Camp Kotok: In the Canoe Is Where We Learn

Each year, I head to the woods of Maine for an event called “Camp Kotok.” Over the coming week or so, I’ll be sharing some videos of conversations I had with attendees while there (and also pointing to coverage from other attendees, as well). However, I wanted first to explain why events like this are important, and why you, personally, should care about them.

What Is Camp Kotok?

On paper, Camp Kotok sounds simple enough. Over a two-week period, about 80 folks show up at a remote cabin in the Maine woods. There, they go fishing and have deep, crunchy conversations with each other.

It’s like a typical family reunion. However, three things make Camp Kotok unique:

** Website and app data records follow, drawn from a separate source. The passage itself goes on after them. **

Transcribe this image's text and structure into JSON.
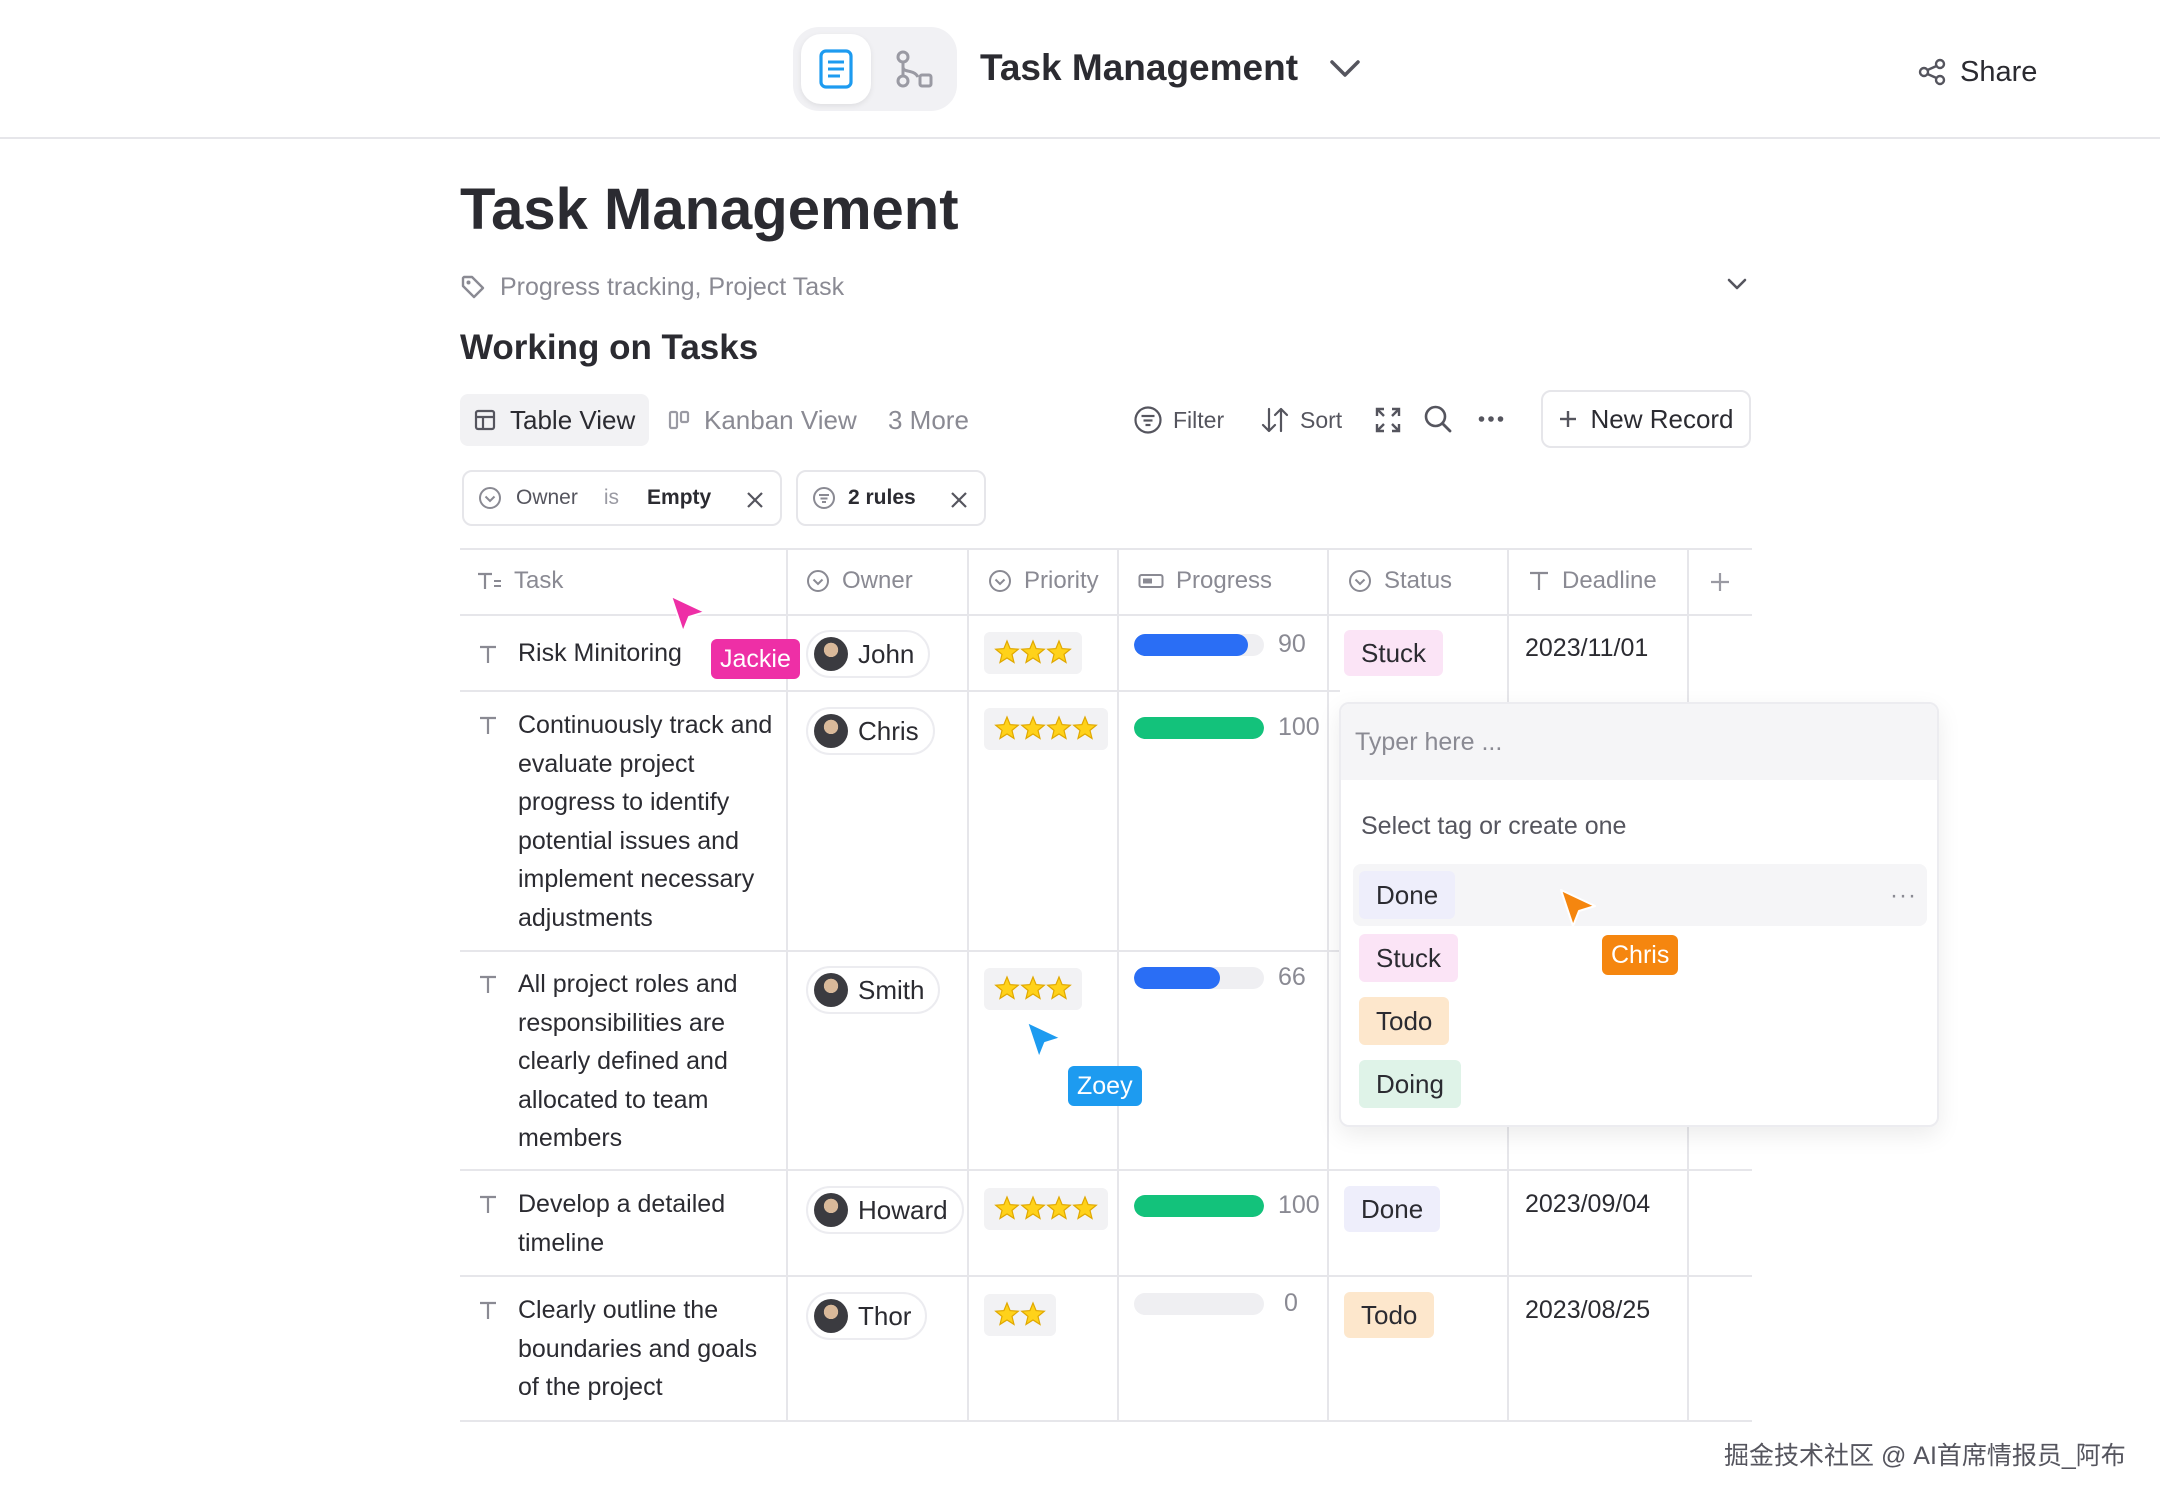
{
  "header": {
    "title": "Task Management",
    "share_label": "Share"
  },
  "page": {
    "title": "Task Management",
    "tags": "Progress tracking, Project Task",
    "section_title": "Working on Tasks"
  },
  "views": {
    "table": "Table View",
    "kanban": "Kanban View",
    "more": "3 More"
  },
  "toolbar": {
    "filter": "Filter",
    "sort": "Sort",
    "new_record": "New Record"
  },
  "filters": {
    "owner_field": "Owner",
    "owner_op": "is",
    "owner_value": "Empty",
    "rules": "2 rules"
  },
  "columns": [
    "Task",
    "Owner",
    "Priority",
    "Progress",
    "Status",
    "Deadline"
  ],
  "rows": [
    {
      "task": "Risk Minitoring",
      "owner": "John",
      "priority": "3/4",
      "progress": "90",
      "status": "Stuck",
      "deadline": "2023/11/01"
    },
    {
      "task": "Continuously track and evaluate project progress to identify potential issues and implement necessary adjustments",
      "owner": "Chris",
      "priority": "4/4",
      "progress": "100",
      "status": "",
      "deadline": ""
    },
    {
      "task": "All project roles and responsibilities are clearly defined and allocated to team members",
      "owner": "Smith",
      "priority": "3/4",
      "progress": "66",
      "status": "",
      "deadline": ""
    },
    {
      "task": "Develop a detailed timeline",
      "owner": "Howard",
      "priority": "4/4",
      "progress": "100",
      "status": "Done",
      "deadline": "2023/09/04"
    },
    {
      "task": "Clearly outline the boundaries and goals of the project",
      "owner": "Thor",
      "priority": "2/4",
      "progress": "0",
      "status": "Todo",
      "deadline": "2023/08/25"
    }
  ],
  "popover": {
    "placeholder": "Typer here ...",
    "label": "Select tag or create one",
    "options": [
      "Done",
      "Stuck",
      "Todo",
      "Doing"
    ],
    "more": "···"
  },
  "cursors": {
    "jackie": "Jackie",
    "zoey": "Zoey",
    "chris": "Chris"
  },
  "colors": {
    "jackie": "#ee2fa6",
    "zoey": "#1d9bf0",
    "chris": "#f5860f",
    "progress_blue": "#2a6ef5",
    "progress_green": "#13c27b",
    "tag_stuck": "#fbe4f6",
    "tag_done": "#eeeefb",
    "tag_todo": "#fde7cc",
    "tag_doing": "#dff3e8"
  },
  "watermark": "掘金技术社区 @ AI首席情报员_阿布"
}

1. Anchoring: David Kotok’s Vision of “Lives Free From Despair”

For as long as I’ve known David, he’s really had one particular goal, though it isn’t explicitly written anywhere: Help smart people get smarter so they can make better decisions, and help more people lead lives free from despair and poverty.

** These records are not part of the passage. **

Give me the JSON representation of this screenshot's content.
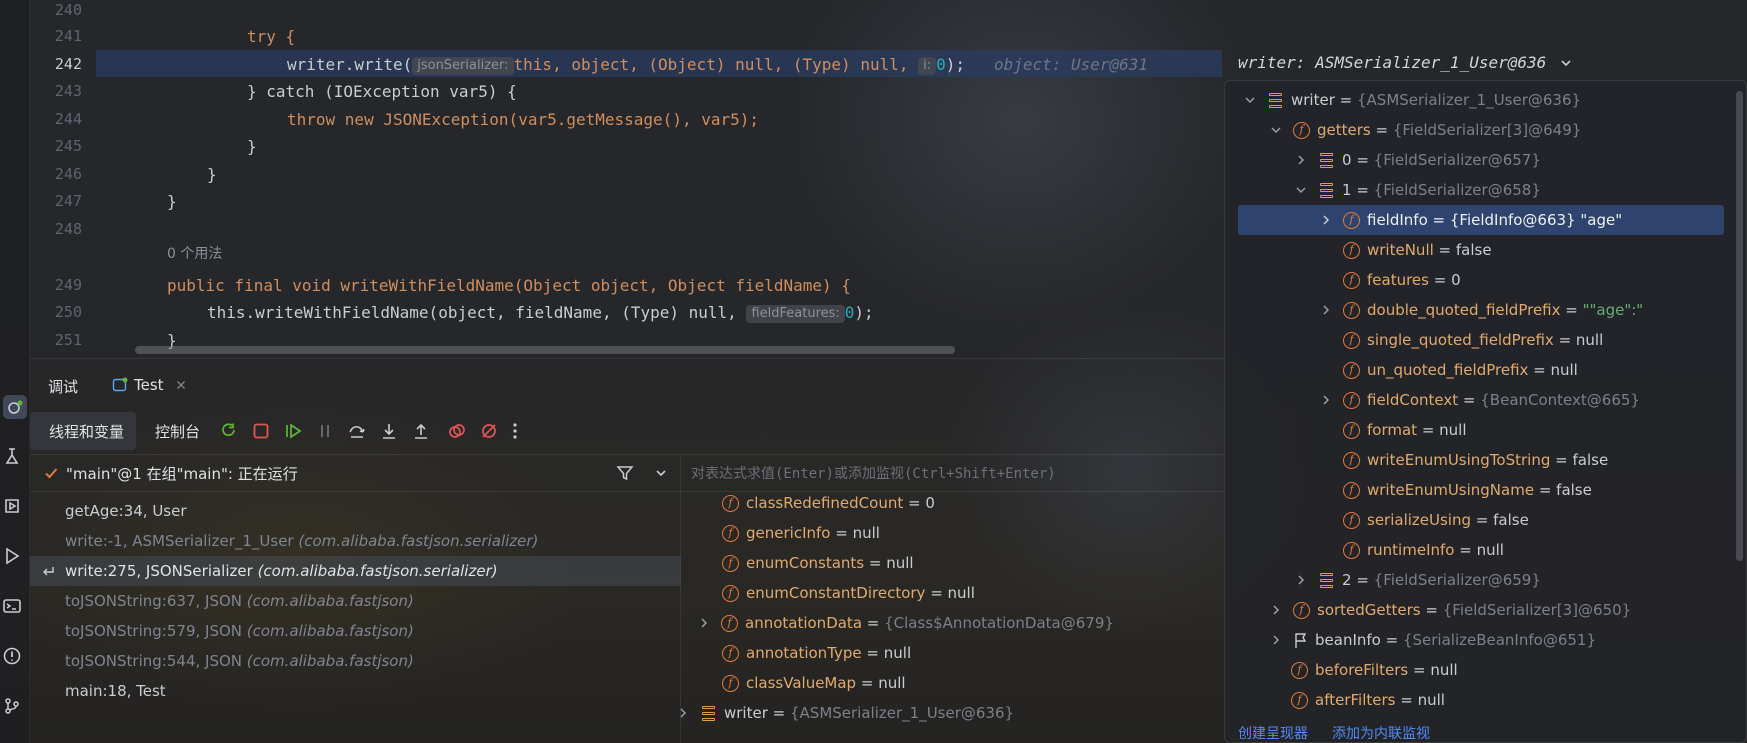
{
  "editor": {
    "line_numbers": [
      "240",
      "241",
      "242",
      "243",
      "244",
      "245",
      "246",
      "247",
      "248",
      "249",
      "250",
      "251"
    ],
    "line_241": "try {",
    "line_242": {
      "call": "writer.write(",
      "hint_label": "jsonSerializer:",
      "args": "this, object, (Object) null, (Type) null,",
      "hint_i": "i:",
      "arg_zero": "0",
      "end": ");",
      "inline_value": "object: User@631"
    },
    "line_243": "} catch (IOException var5) {",
    "line_244": "throw new JSONException(var5.getMessage(), var5);",
    "line_245": "}",
    "line_246": "}",
    "line_247": "}",
    "usages": "0 个用法",
    "line_249": "public final void writeWithFieldName(Object object, Object fieldName) {",
    "line_250": {
      "code": "this.writeWithFieldName(object, fieldName, (Type) null,",
      "hint_label": "fieldFeatures:",
      "arg_zero": "0",
      "end": ");"
    },
    "line_251": "}",
    "writer_header": "writer: ASMSerializer_1_User@636"
  },
  "debug": {
    "tab_debug": "调试",
    "tab_config": "Test",
    "subtab_threads": "线程和变量",
    "subtab_console": "控制台",
    "thread_status": "\"main\"@1 在组\"main\": 正在运行",
    "expression_placeholder": "对表达式求值(Enter)或添加监视(Ctrl+Shift+Enter)",
    "frames": [
      {
        "method": "getAge:34, User",
        "pkg": ""
      },
      {
        "method": "write:-1, ASMSerializer_1_User",
        "pkg": "(com.alibaba.fastjson.serializer)"
      },
      {
        "method": "write:275, JSONSerializer",
        "pkg": "(com.alibaba.fastjson.serializer)"
      },
      {
        "method": "toJSONString:637, JSON",
        "pkg": "(com.alibaba.fastjson)"
      },
      {
        "method": "toJSONString:579, JSON",
        "pkg": "(com.alibaba.fastjson)"
      },
      {
        "method": "toJSONString:544, JSON",
        "pkg": "(com.alibaba.fastjson)"
      },
      {
        "method": "main:18, Test",
        "pkg": ""
      }
    ],
    "variables": [
      {
        "name": "classRedefinedCount",
        "value": "0",
        "ref": ""
      },
      {
        "name": "genericInfo",
        "value": "null",
        "ref": ""
      },
      {
        "name": "enumConstants",
        "value": "null",
        "ref": ""
      },
      {
        "name": "enumConstantDirectory",
        "value": "null",
        "ref": ""
      },
      {
        "name": "annotationData",
        "value": "",
        "ref": "{Class$AnnotationData@679}"
      },
      {
        "name": "annotationType",
        "value": "null",
        "ref": ""
      },
      {
        "name": "classValueMap",
        "value": "null",
        "ref": ""
      },
      {
        "name": "writer",
        "value": "",
        "ref": "{ASMSerializer_1_User@636}"
      }
    ]
  },
  "popup": {
    "rows": [
      {
        "name": "writer",
        "ref": "{ASMSerializer_1_User@636}",
        "value": ""
      },
      {
        "name": "getters",
        "ref": "{FieldSerializer[3]@649}",
        "value": ""
      },
      {
        "name": "0",
        "ref": "{FieldSerializer@657}",
        "value": ""
      },
      {
        "name": "1",
        "ref": "{FieldSerializer@658}",
        "value": ""
      },
      {
        "name": "fieldInfo",
        "ref": "{FieldInfo@663}",
        "value": "\"age\""
      },
      {
        "name": "writeNull",
        "ref": "",
        "value": "false"
      },
      {
        "name": "features",
        "ref": "",
        "value": "0"
      },
      {
        "name": "double_quoted_fieldPrefix",
        "ref": "",
        "value": "\"\"age\":\""
      },
      {
        "name": "single_quoted_fieldPrefix",
        "ref": "",
        "value": "null"
      },
      {
        "name": "un_quoted_fieldPrefix",
        "ref": "",
        "value": "null"
      },
      {
        "name": "fieldContext",
        "ref": "{BeanContext@665}",
        "value": ""
      },
      {
        "name": "format",
        "ref": "",
        "value": "null"
      },
      {
        "name": "writeEnumUsingToString",
        "ref": "",
        "value": "false"
      },
      {
        "name": "writeEnumUsingName",
        "ref": "",
        "value": "false"
      },
      {
        "name": "serializeUsing",
        "ref": "",
        "value": "false"
      },
      {
        "name": "runtimeInfo",
        "ref": "",
        "value": "null"
      },
      {
        "name": "2",
        "ref": "{FieldSerializer@659}",
        "value": ""
      },
      {
        "name": "sortedGetters",
        "ref": "{FieldSerializer[3]@650}",
        "value": ""
      },
      {
        "name": "beanInfo",
        "ref": "{SerializeBeanInfo@651}",
        "value": ""
      },
      {
        "name": "beforeFilters",
        "ref": "",
        "value": "null"
      },
      {
        "name": "afterFilters",
        "ref": "",
        "value": "null"
      }
    ],
    "link_create_renderer": "创建呈现器",
    "link_add_watch": "添加为内联监视"
  },
  "colors": {
    "accent": "#548af7",
    "field_name": "#e0aa6e",
    "keyword": "#cf8e5e",
    "method": "#56a8f5",
    "number": "#2aacb8",
    "selection": "#2e436e"
  }
}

You get to attend Camp Kotok because David invites you, and David brings together people he finds interesting. The group is phenomenally intellectually and politically diverse. There’s real magic, I think, in an event anchored to a single human being — even more so when that human being is fundamentally good.